Such measures will lead to increase in incomes of the people and compensate for the loss of income due to higher taxes. This is the most inspiring part of the Budget. The problem, if any, lies in implementation. The capital expenditures of the Union Government have been on the decline since the NDA II Government has come to power. It is to be seen whether the Minister can reverse this trend on the ground.
We must not forget though that such investment has continually been made since Independence. Yet, the farmers continue to be in distress decade after decade. Every two or three years we have a spate of farmers’ suicides. Migration from rural to urban areas continues unabated because youth do not find agriculture to be a profitable. The Finance Minister is aware of this problem.
He has increased allocation on schemes like subsidised insurance, cheap loans, expansion of drip irrigation and soil health card. This already has, and will further lead to a reduction in the cost of production. This approach, however, has not helped increase the incomes of the farmers in the last 70 years because the price of agricultural produce has declined in tandem. Thus the many-fold increase in agricultural productivity since Independence has not helped the farmers.
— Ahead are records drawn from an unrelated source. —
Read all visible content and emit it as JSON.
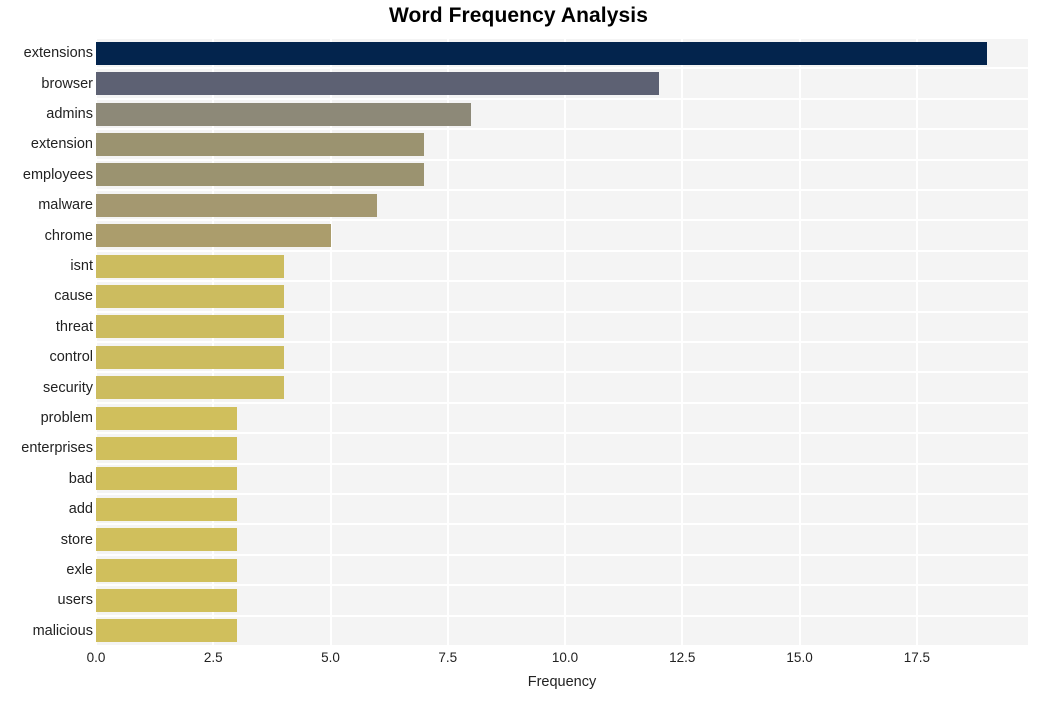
{
  "chart_data": {
    "type": "bar",
    "orientation": "horizontal",
    "title": "Word Frequency Analysis",
    "xlabel": "Frequency",
    "ylabel": "",
    "categories": [
      "extensions",
      "browser",
      "admins",
      "extension",
      "employees",
      "malware",
      "chrome",
      "isnt",
      "cause",
      "threat",
      "control",
      "security",
      "problem",
      "enterprises",
      "bad",
      "add",
      "store",
      "exle",
      "users",
      "malicious"
    ],
    "values": [
      19,
      12,
      8,
      7,
      7,
      6,
      5,
      4,
      4,
      4,
      4,
      4,
      3,
      3,
      3,
      3,
      3,
      3,
      3,
      3
    ],
    "bar_colors": [
      "#03244d",
      "#5d6173",
      "#8d8978",
      "#9b9370",
      "#9b9370",
      "#a49870",
      "#ab9d6c",
      "#ccbc5f",
      "#ccbc5f",
      "#ccbc5f",
      "#ccbc5f",
      "#ccbc5f",
      "#d0bf5c",
      "#d0bf5c",
      "#d0bf5c",
      "#d0bf5c",
      "#d0bf5c",
      "#d0bf5c",
      "#d0bf5c",
      "#d0bf5c"
    ],
    "xticks": [
      0.0,
      2.5,
      5.0,
      7.5,
      10.0,
      12.5,
      15.0,
      17.5
    ],
    "xtick_labels": [
      "0.0",
      "2.5",
      "5.0",
      "7.5",
      "10.0",
      "12.5",
      "15.0",
      "17.5"
    ],
    "xlim": [
      0,
      19.87
    ],
    "grid": true,
    "grid_color": "#ffffff",
    "plot_background": "#f4f4f4",
    "figure_background": "#ffffff",
    "legend": null
  }
}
The sole solution to their woes is to increase the price of agricultural produce. The Budget has taken no steps in this direction. As a result, agricultural prices will continue to decline and the farmers will continue to suffer. The Finance Minister has actually adopted an exactly opposite policy. Imports of agricultural produce like pulses are being encouraged. This helps keep the prices low for the urban consumers but is killing for the farmers. The government is caught between the devil and the deep blue sea.
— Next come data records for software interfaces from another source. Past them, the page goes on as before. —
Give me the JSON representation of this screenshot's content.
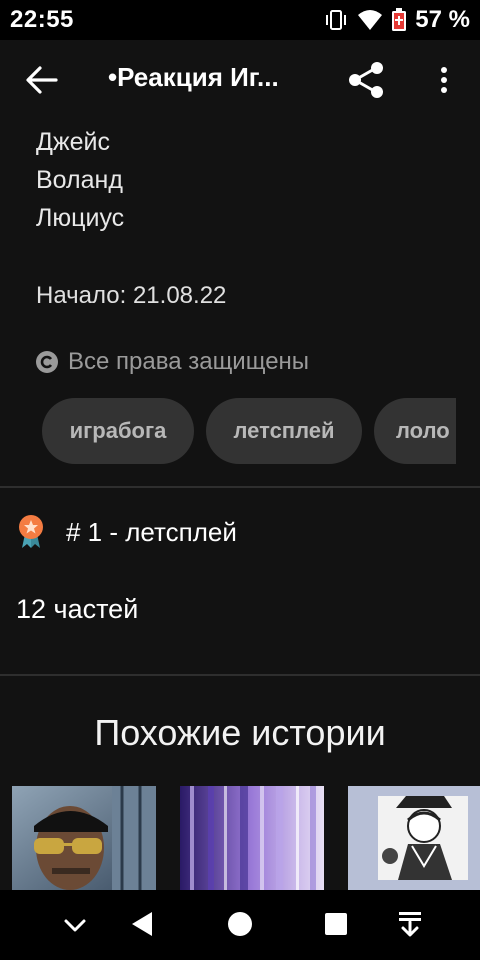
{
  "status": {
    "time": "22:55",
    "battery": "57 %"
  },
  "app_bar": {
    "title": "•Реакция Иг..."
  },
  "characters": [
    "Джейс",
    "Воланд",
    "Люциус"
  ],
  "start": "Начало: 21.08.22",
  "rights": "Все права защищены",
  "tags": [
    "играбога",
    "летсплей",
    "лоло"
  ],
  "rank": "# 1 - летсплей",
  "parts": "12 частей",
  "similar": {
    "title": "Похожие истории"
  },
  "colors": {
    "background": "#121212",
    "tag_bg": "#333333",
    "badge_orange": "#f47c42",
    "badge_teal": "#4aa3b5"
  }
}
Restricting imports helps farmers but hits at urban consumers. Encouraging imports helps urban consumers but hits at farmers. Despite this dilemma, the government must reduce imports because our food security requires more domestic production even if the urban consumer has to suffer.
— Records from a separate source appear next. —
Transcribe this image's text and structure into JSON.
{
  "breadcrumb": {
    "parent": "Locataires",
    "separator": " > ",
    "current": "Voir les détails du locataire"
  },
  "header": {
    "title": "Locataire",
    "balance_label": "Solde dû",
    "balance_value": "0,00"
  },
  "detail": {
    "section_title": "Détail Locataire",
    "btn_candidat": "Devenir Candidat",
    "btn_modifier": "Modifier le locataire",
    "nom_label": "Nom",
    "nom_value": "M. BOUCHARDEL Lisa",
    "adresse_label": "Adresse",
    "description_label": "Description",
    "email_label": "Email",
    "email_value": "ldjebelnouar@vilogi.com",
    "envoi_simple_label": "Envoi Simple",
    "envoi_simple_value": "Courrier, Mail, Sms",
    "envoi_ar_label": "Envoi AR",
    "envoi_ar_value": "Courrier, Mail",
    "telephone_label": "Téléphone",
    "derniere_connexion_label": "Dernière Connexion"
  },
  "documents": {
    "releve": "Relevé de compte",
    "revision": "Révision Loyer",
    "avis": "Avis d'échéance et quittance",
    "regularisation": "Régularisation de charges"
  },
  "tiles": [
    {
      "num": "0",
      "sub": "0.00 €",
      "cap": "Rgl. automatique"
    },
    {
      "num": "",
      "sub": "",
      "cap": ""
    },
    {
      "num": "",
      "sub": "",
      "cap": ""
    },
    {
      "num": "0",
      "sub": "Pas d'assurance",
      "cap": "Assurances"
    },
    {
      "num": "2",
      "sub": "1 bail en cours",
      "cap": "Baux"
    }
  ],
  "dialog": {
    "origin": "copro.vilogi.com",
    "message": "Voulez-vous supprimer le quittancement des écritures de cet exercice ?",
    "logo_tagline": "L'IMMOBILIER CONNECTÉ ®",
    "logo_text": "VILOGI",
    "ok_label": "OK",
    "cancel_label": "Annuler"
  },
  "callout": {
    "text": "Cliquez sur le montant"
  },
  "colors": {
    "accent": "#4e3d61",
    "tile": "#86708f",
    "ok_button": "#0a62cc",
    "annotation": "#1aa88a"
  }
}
The Finance Minister has a legitimate case to allow the prices of agricultural produce to fall, to allow the farmers’ incomes to decline, and to allow migration of people from rural to urban area. But then he should not make false claims of doubling of the farmers’ incomes. He should be bold and inform the farmers that they should adjust to lower prices and incomes.
The situation of employment is continually worsening. Wages have been stagnant for the last three years because there is less demand for workers. Machines have taken over the jobs in manufacturing and agriculture. New jobs are being created in servicing of mobile phones etcetera but these are far and few. Simultaneously, the number of youth entering the job market is increasing because of the population boom of the eighties and nineties. These youth will become an asset for the country if they are provided with jobs.
They will become criminals and terrorists otherwise. The present policy of “Make in India” provides encouragement to largescale production with automatic machines. The Finance Minister has provided relief in Income Tax to small industries. While this is welcome, it does not solve their basic problem of competition from large industries and imports. It was more important to provide relief to small industries in excise duty so that they could stand up to the competition. Small industrialists are willing to pay income tax should they have income in the first place.
The Finance Minister should have considered reverting to the policy of reserving certain labour intensive sectors exclusively for small scale industries that create most jobs in the economy. A steep exemption in excise duty must be provided to self-employed persons to encourage youth to create their own businesses. The intentions are good, but the Finance Minister has failed to address the basic problems of small industries hence they will continue to languish despite higher income tax exemption.
The engine of our economy is now the services sector which accounts for nearly 55 percent of the GDP. The Finance Minister has not increased the service tax payable by these businesses but he has indicated that this will be increased when the Goods and Services Tax is implemented later in the year. This will be like imposing high taxes on the hen that lays the golden egg.
The way forward is to separate the services sector into “consumption-oriented” and “income-oriented” sub-sectors. Eating in a restaurant is a consumption-oriented service while health-tourism is an income-oriented service. The Finance Minister should ensure that income-oriented services are placed in lower tax slab in the GST dispensation. Author was formerly Professor of Economics at IIM Bengaluru
By Dr Bharat Jhunjhunwala